Welcome to week 3 of Advent, a time where God breaks into our lives as we anticipate Christmas and continue to prepare for the glorious return of Christ!
Also, there are less than 19 shopping days left, so be sure to get that Amazon order in like I did this morning.
This is Christian Year Spirituality, combining the “sacred” and “secular”, with full nods to Rob Bell who says that everything is spiritual, anyway. That may be true, but I still have to be diligent in chasing after God’s redemptive work in my rather selfish and remarkably secular life, a life that is spirit. Or, to put it another way, we have to work really really really hard at keeping Christ as the center and perspective in our lives. It’s not that He has worthy competition for the spot of King, it’s that we allow other things to be competition. The competition for sanctified living is me. If I eat too much, it’s not food’s fault. If I watch too much TV, it’s not Jerry Springer’s fault (maybe a little). It’s really me. It always has been. This is why the bible calls us to surrender ourselves to Christ long before we try acting like a follower of Christ, since it’s so remarkably difficult to act like a Christian without the power of the Holy Spirit.
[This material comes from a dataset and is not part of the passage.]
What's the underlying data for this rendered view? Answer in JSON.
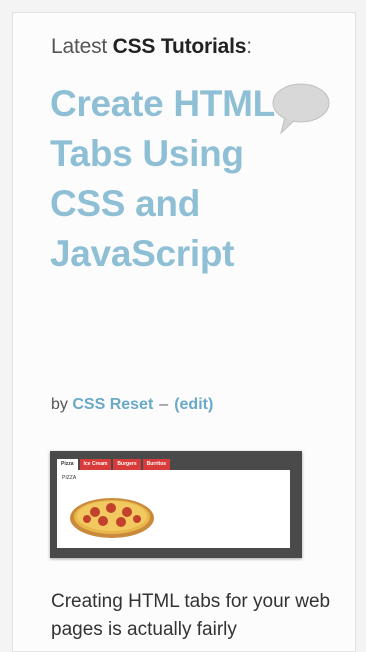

Enter living the Christian Year: taking the time to inhabit the story of God.
I’m reading a book by Bobby Gross called Living the Christian Year: Time to Inhabit the Story of God. It’s quite inspiring and mightily helpful as we work through the liturgical year at SAFMC.
And he writes:
We mark days…days mark us. We observe various holidays — Martin Luther King Jr. Day, Memorial Day, July Fourth…Christmas and Easter…But we can go much further! We can go beyond scattered celebrations, memorials and holidays. We can go beyond the heartfelt but brief attention we give Christmas and Easter. We can go beyond keeping the year’s special occasions to regarding the entire calendar as sacred. We can, in effect, sacralize time itself.
In Advent we focus on three “comings” of Christ: his arrival in history as a baby born of Mary, his return in fearsome glory at the end of time and his intermediate entrance into our own lives.
(on symbolism in Advent/Christmas as one example of seeing things through Advent lenses):
The dead of winter as we asy, invokes images of…barren trees, hard ground, absent birds and lowering skies…The strange survival of summer greens in the snows had always been a sacrament of the hope for new life through the winter… holly can remind us of Christ with its prickly leaves (crown of thorns) and red berries (blood).
I’m enjoying this book as I look forward to Advent, not as a calendar event or Church activity but as an opportunity to enter into the Story.
We need this like the desert needs water. Our hearts can become so dry that they crack, and we become so adjusted that we don’t realize that what should be vibrant and green is brown and dusty. Living water is the only solution.